© Mosman Library
Pozieres is where tanks were used for the first time, but it is also the scene of some of the heaviest fighting that took place on the Somme.
© Amanda Slater
The Lochnagar mine was a mine dug by the Royal Engineers under German field fortifications. The mine was named after Lochnagar Street, the British trench from which the gallery was driven. The mine was sprung at 7:28 a.m. on 1 July 1916, the first day of the Battle of the Somme. The crater was captured and held by British troops but the attack on either flank was defeated by German small-arms and artillery fire. The crater has been preserved as a memorial, where a service is held on 1 July each year.

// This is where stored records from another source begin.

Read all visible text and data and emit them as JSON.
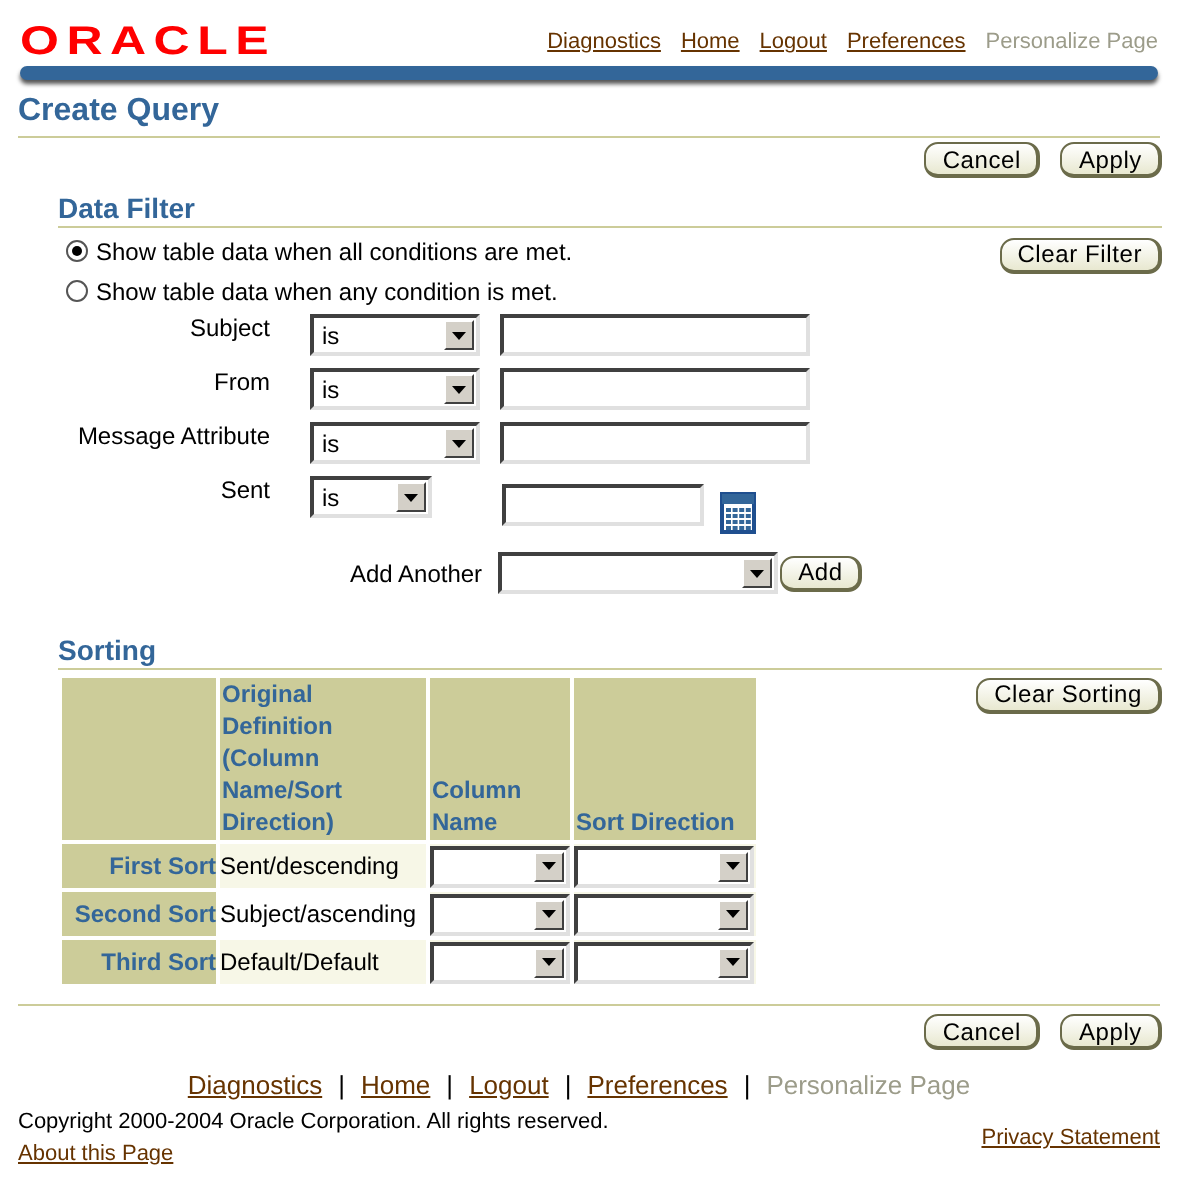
{
  "logo": "ORACLE",
  "global_links": [
    {
      "label": "Diagnostics",
      "disabled": false
    },
    {
      "label": "Home",
      "disabled": false
    },
    {
      "label": "Logout",
      "disabled": false
    },
    {
      "label": "Preferences",
      "disabled": false
    },
    {
      "label": "Personalize Page",
      "disabled": true
    }
  ],
  "title": "Create Query",
  "top_buttons": [
    "Cancel",
    "Apply"
  ],
  "data_filter": {
    "heading": "Data Filter",
    "clear_button": "Clear Filter",
    "match_options": [
      {
        "label": "Show table data when all conditions are met.",
        "selected": true
      },
      {
        "label": "Show table data when any condition is met.",
        "selected": false
      }
    ],
    "conditions": [
      {
        "kind": "text",
        "label": "Subject",
        "operator": "is"
      },
      {
        "kind": "text",
        "label": "From",
        "operator": "is"
      },
      {
        "kind": "text",
        "label": "Message Attribute",
        "operator": "is"
      },
      {
        "kind": "date",
        "label": "Sent",
        "operator": "is"
      }
    ],
    "add_another": {
      "label": "Add Another",
      "button": "Add"
    }
  },
  "sorting": {
    "heading": "Sorting",
    "clear_button": "Clear Sorting",
    "columns": [
      "Original Definition (Column Name/Sort Direction)",
      "Column Name",
      "Sort Direction"
    ],
    "rows": [
      {
        "label": "First Sort",
        "original": "Sent/descending"
      },
      {
        "label": "Second Sort",
        "original": "Subject/ascending"
      },
      {
        "label": "Third Sort",
        "original": "Default/Default"
      }
    ]
  },
  "bottom_buttons": [
    "Cancel",
    "Apply"
  ],
  "footer_links": [
    {
      "label": "Diagnostics",
      "disabled": false
    },
    {
      "label": "Home",
      "disabled": false
    },
    {
      "label": "Logout",
      "disabled": false
    },
    {
      "label": "Preferences",
      "disabled": false
    },
    {
      "label": "Personalize Page",
      "disabled": true
    }
  ],
  "separator": "|",
  "copyright": "Copyright 2000-2004 Oracle Corporation. All rights reserved.",
  "about_link": "About this Page",
  "privacy_link": "Privacy Statement"
}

© Amanda Slater
The Delville Wood Memorial immortalises the memory of the South African troops who lost their lives along the Somme battlefields, whilst the museum at Delville commemorates the 25,000 South African volunteers, who laid down their lives In both world wars and in Korea. The now peaceful setting contrasts dramatically with its story.
There is a cafe and toilets.
© Amanda Slater
Somme 1916 Museum, Albert
During the First World War, the town of Albert became a British garrison town and the 1st of July 1916 offensive began from Albert. At the approach of World War II, as a means to shelter the civil population and prevent mass exodus, the underground tunnels in the town were fortified. The museum can be found inside the largest tunnel (10 meters underground and 250 meters long, from the Basilica through to the public garden).
© Yannick Vernet
Historial de la Grande Guerre, Peronne
This museum gives an excellent insight into all aspects of the First World War, with the perspectives of civilians as well as soldiers under consideration. It has a great variety of changing exhibitions too so check the calendar to see if anything fits with your curriculum.
The location of another extremely costly battle of the war, the tunnels at Arras were a key strategic piece of engineering by the British troops and dug directly below the town itself.
© Guillaume Baviere
Vimy Ridge ran 12km north-east of Arras and was built by the Germans to withstand the onslaught of artillery. The trenches were also protected from infantry attack by concrete machine gun posts. The British and French were constantly trying to take hold of and occupy Vimy Ridge because of its strategic benefits. Repeated French attempts to take Vimy Ridge cost about 150,000 lives between May and November 1915. The original trenches have been reconstructed to show how close the two lines were.
© Charles D P Miller
This museum uses clever multi-media presentations to bring a different and interesting perspective to the war. With a focus on science, technology and photography it is well worth a visit.
Azincourt Medieval Centre
Interactive exhibition, including a multimedia tour of the French and English camps and the battlefield itself. The museum focuses on the Battle of Azincourt and the whole of the one Hundred Years War. It is specifically designed for younger children and is also a wonderful resource for medieval history teachers.
Sample 4 day Opal Coast tour
- Arrive Accommodation
- Chocolate Factory
- Vimy Ridge
- Goats Cheese Farm